Three articles about General Aviation that bear repeating & provide insight. Don’t Underestimate GA.Read More
Which entities are most culpable in the deaths of these two accidents? Perhaps NTSB is pressured not to declare accidents as having medical causes, when in fact, these accidents were definitively medically caused.
The NTSB released a video and an interactive timeline which chronicles its accomplishments. The past of the NTSB is exemplary, but the forward look is critical to tomorrow’s successes.
AOPA’s SVP Jim Coon criticizes NTSB’s approach to GA accident investigation. The answer to AOPA’s complaint may be to involve the SMS quantitative approach.
During an accident investigation, ATC records showed an A-380 was nearby when a Challenger 604 lost control. The preliminary recommendation was that ATC needs to provide lateral separation between the A-380 and smaller aircraft.
Schumer’s press release on small plane crashes makes assumptions not supported by record. Rather than send the NTSB on an unnecessary investigation, perhaps the Senator’s office should learn what the FAA is doing to lower GA risk.
Harrison Ford’s accident will likely serve as a platform for those who want to close or limit airport operations. Aviation professionals should be prepared to respond.
The NTSB determined that an Execuflight flight crew mismanaged the approach and multiple deviations from standard operating procedures and due to those failures, caused the November, 2015 crash in Akron, Ohio. Small Part 135 operators can use Safety Management Systems (SMS) to minimize the risk evidenced by this sad NTSB determination.
The benefits of the new cooperative, data analytical approach to aviation safety are objectively observable. A wonderful example of the gains attained by this proactive regimen is the United States Helicopter Safety Team who is making progress with insights being shared between the FAA and industry.

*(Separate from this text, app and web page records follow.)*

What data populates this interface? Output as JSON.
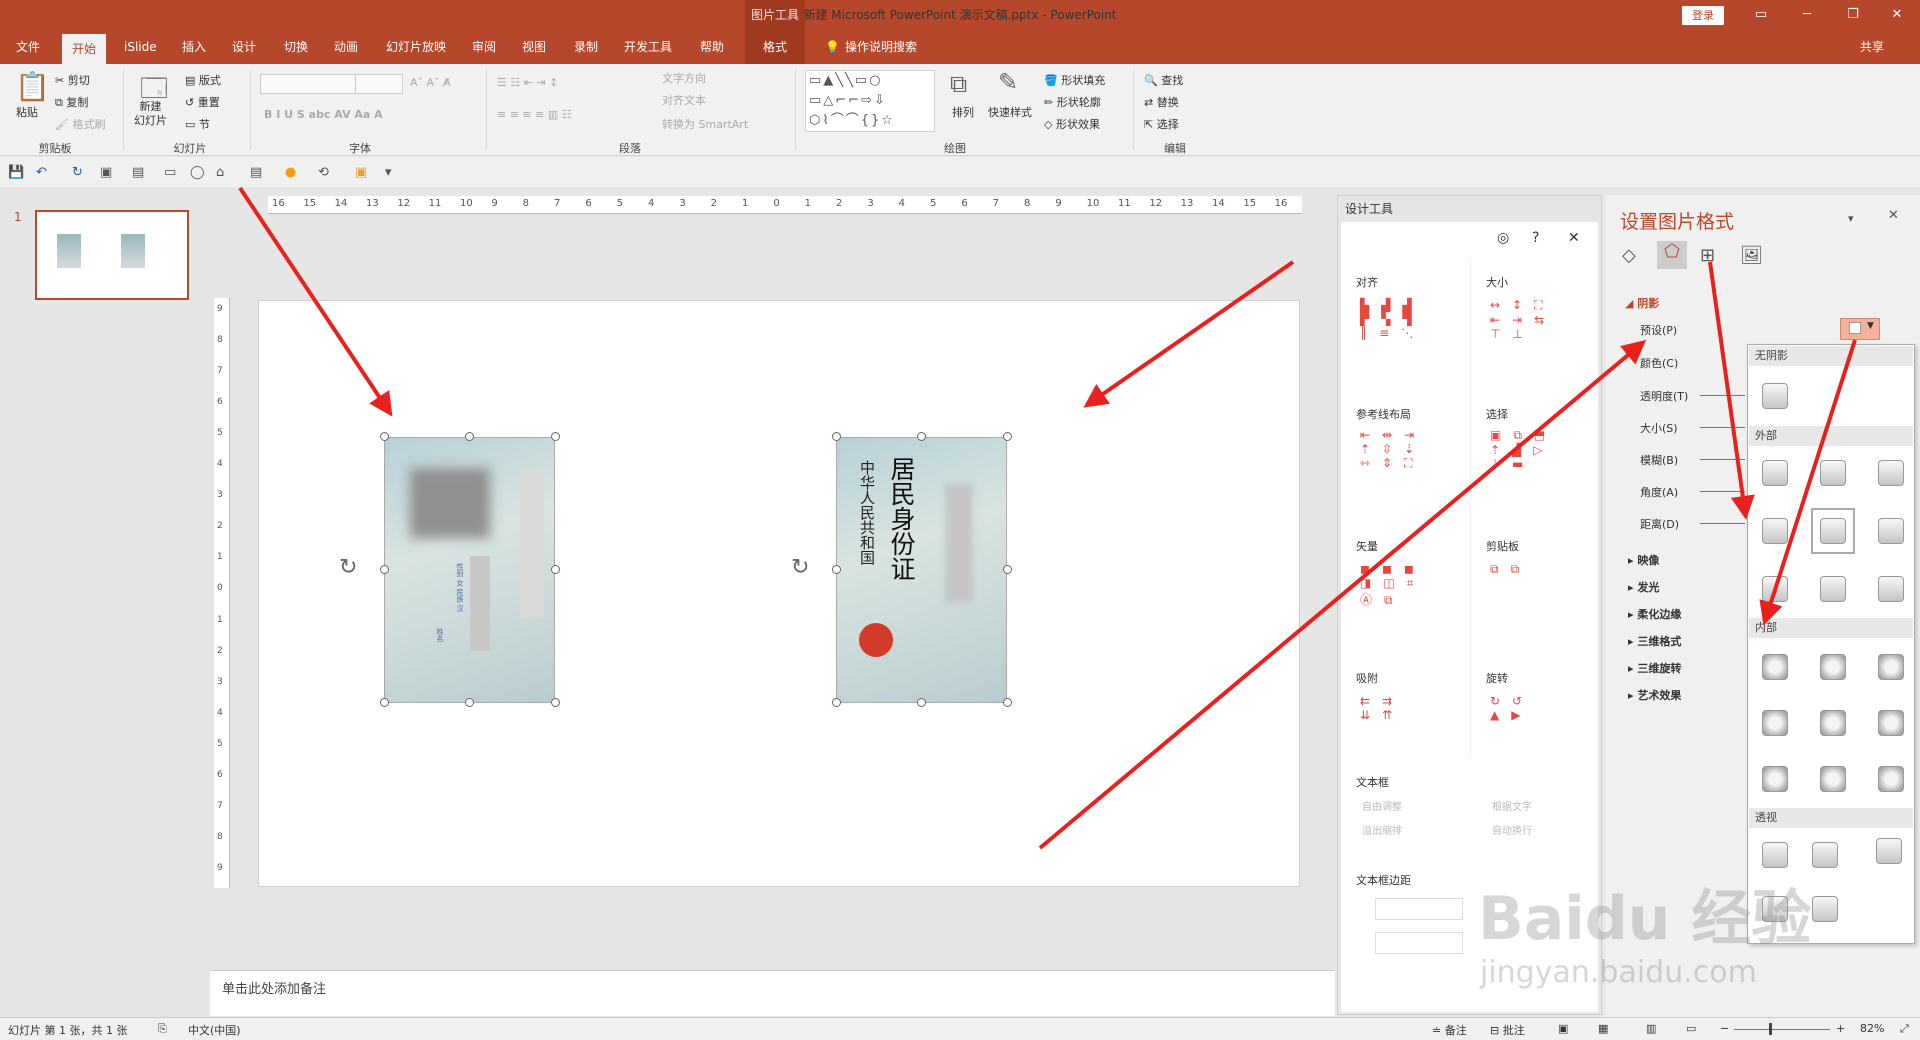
{
  "title": {
    "text": "新建 Microsoft PowerPoint 演示文稿.pptx  -  PowerPoint",
    "context": "图片工具",
    "login": "登录"
  },
  "tabs": [
    {
      "label": "文件"
    },
    {
      "label": "开始"
    },
    {
      "label": "iSlide"
    },
    {
      "label": "插入"
    },
    {
      "label": "设计"
    },
    {
      "label": "切换"
    },
    {
      "label": "动画"
    },
    {
      "label": "幻灯片放映"
    },
    {
      "label": "审阅"
    },
    {
      "label": "视图"
    },
    {
      "label": "录制"
    },
    {
      "label": "开发工具"
    },
    {
      "label": "帮助"
    },
    {
      "label": "格式"
    }
  ],
  "tell_me": "操作说明搜索",
  "share": "共享",
  "ribbon": {
    "clipboard": {
      "paste": "粘贴",
      "cut": "剪切",
      "copy": "复制",
      "format_painter": "格式刷",
      "label": "剪贴板"
    },
    "slides": {
      "new_slide": "新建\n幻灯片",
      "layout": "版式",
      "reset": "重置",
      "section": "节",
      "label": "幻灯片"
    },
    "font": {
      "label": "字体"
    },
    "paragraph": {
      "text_direction": "文字方向",
      "align_text": "对齐文本",
      "smartart": "转换为 SmartArt",
      "label": "段落"
    },
    "drawing": {
      "arrange": "排列",
      "quick_styles": "快速样式",
      "fill": "形状填充",
      "outline": "形状轮廓",
      "effects": "形状效果",
      "label": "绘图"
    },
    "editing": {
      "find": "查找",
      "replace": "替换",
      "select": "选择",
      "label": "编辑"
    }
  },
  "slides_panel": {
    "number": "1"
  },
  "notes": {
    "placeholder": "单击此处添加备注"
  },
  "ruler": {
    "h": [
      "16",
      "15",
      "14",
      "13",
      "12",
      "11",
      "10",
      "9",
      "8",
      "7",
      "6",
      "5",
      "4",
      "3",
      "2",
      "1",
      "0",
      "1",
      "2",
      "3",
      "4",
      "5",
      "6",
      "7",
      "8",
      "9",
      "10",
      "11",
      "12",
      "13",
      "14",
      "15",
      "16"
    ],
    "v": [
      "9",
      "8",
      "7",
      "6",
      "5",
      "4",
      "3",
      "2",
      "1",
      "0",
      "1",
      "2",
      "3",
      "4",
      "5",
      "6",
      "7",
      "8",
      "9"
    ]
  },
  "card_back": {
    "fields": [
      "姓名",
      "性别  女    民族 汉",
      "出生",
      "住址"
    ]
  },
  "card_front": {
    "title_top": "中华人民共和国",
    "title_main": "居民身份证"
  },
  "design_tools": {
    "title": "设计工具",
    "sections": {
      "align": "对齐",
      "size": "大小",
      "guide": "参考线布局",
      "select": "选择",
      "vector": "矢量",
      "clipboard": "剪贴板",
      "snap": "吸附",
      "rotate": "旋转",
      "textbox": "文本框",
      "textbox_margin": "文本框边距"
    },
    "textbox_opts": {
      "auto": "自由调整",
      "fit": "根据文字",
      "overflow": "溢出缩排",
      "wrap": "自动换行"
    }
  },
  "format_panel": {
    "title": "设置图片格式",
    "shadow": "阴影",
    "rows": {
      "preset": "预设(P)",
      "color": "颜色(C)",
      "transparency": "透明度(T)",
      "size": "大小(S)",
      "blur": "模糊(B)",
      "angle": "角度(A)",
      "distance": "距离(D)"
    },
    "sections": [
      "映像",
      "发光",
      "柔化边缘",
      "三维格式",
      "三维旋转",
      "艺术效果"
    ],
    "gallery": {
      "none": "无阴影",
      "outer": "外部",
      "inner": "内部",
      "perspective": "透视"
    }
  },
  "status": {
    "slide": "幻灯片 第 1 张，共 1 张",
    "lang": "中文(中国)",
    "notes": "备注",
    "comments": "批注",
    "zoom": "82%"
  },
  "watermark": {
    "brand": "Baidu 经验",
    "url": "jingyan.baidu.com"
  },
  "colors": {
    "accent": "#b7472a",
    "arrow": "#e8201e"
  }
}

AOPA defends the FAA approved aircraft in ‘Sikkelee v. Precision Airmotive Corp’ in a filing to the Supreme Court. AOPA should be commended for its objective consideration, and its willingness to do what is best for the aviation system sets a great example.